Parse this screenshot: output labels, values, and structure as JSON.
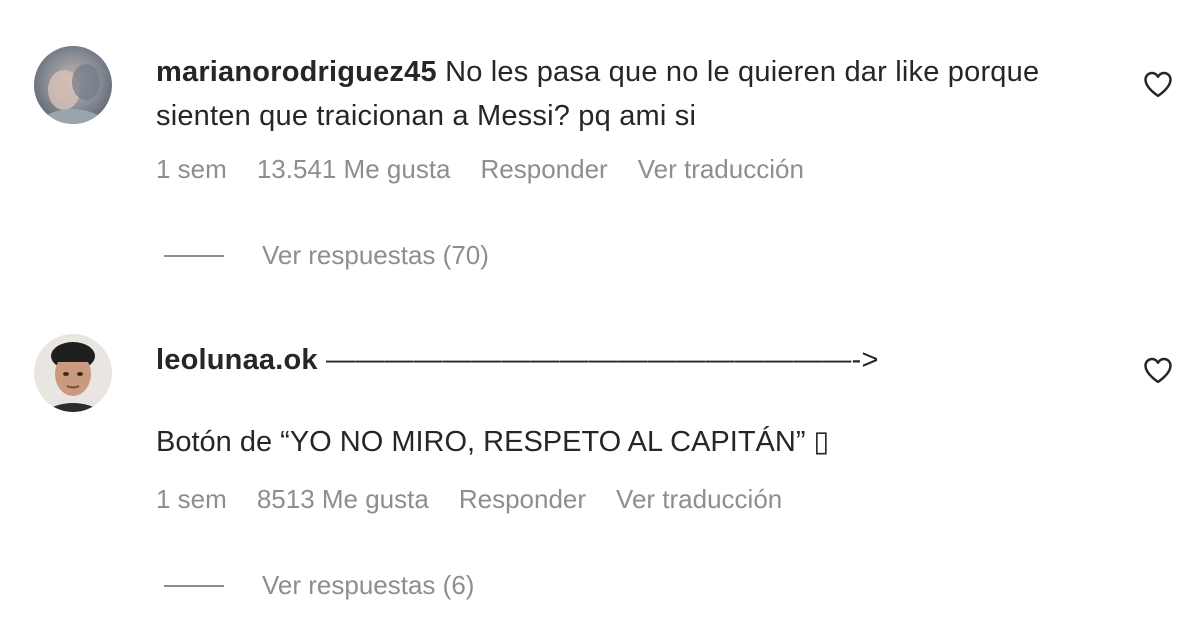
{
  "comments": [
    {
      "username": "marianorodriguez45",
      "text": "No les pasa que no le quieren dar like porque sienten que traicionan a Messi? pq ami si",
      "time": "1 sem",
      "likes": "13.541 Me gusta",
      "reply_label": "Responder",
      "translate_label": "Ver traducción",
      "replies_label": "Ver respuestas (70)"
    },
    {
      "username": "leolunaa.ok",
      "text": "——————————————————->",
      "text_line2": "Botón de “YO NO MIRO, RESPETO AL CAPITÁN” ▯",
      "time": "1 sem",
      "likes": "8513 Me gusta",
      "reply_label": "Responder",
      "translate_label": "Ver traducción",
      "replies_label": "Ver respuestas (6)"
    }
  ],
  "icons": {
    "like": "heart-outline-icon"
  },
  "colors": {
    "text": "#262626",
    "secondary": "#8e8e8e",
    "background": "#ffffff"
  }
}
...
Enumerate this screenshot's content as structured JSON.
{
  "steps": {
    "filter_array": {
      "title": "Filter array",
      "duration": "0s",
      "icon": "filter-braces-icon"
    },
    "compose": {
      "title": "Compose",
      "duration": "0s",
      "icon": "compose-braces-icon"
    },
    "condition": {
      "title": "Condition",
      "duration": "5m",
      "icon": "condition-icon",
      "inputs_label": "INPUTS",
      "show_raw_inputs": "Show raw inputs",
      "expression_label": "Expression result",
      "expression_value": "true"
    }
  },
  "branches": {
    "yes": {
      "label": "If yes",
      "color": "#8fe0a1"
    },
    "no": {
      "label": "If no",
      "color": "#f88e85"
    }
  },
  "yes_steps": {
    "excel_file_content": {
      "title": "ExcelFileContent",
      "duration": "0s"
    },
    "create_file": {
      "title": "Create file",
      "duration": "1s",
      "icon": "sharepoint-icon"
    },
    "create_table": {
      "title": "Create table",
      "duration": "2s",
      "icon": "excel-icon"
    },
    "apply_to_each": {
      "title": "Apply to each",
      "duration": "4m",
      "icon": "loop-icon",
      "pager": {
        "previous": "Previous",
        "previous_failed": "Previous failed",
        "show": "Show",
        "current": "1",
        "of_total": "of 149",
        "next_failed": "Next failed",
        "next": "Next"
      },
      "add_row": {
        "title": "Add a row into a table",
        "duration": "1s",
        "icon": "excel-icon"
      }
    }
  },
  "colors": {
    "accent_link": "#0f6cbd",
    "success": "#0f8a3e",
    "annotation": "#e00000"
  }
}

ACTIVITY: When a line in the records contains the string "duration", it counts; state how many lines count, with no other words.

RESULT BELOW: 8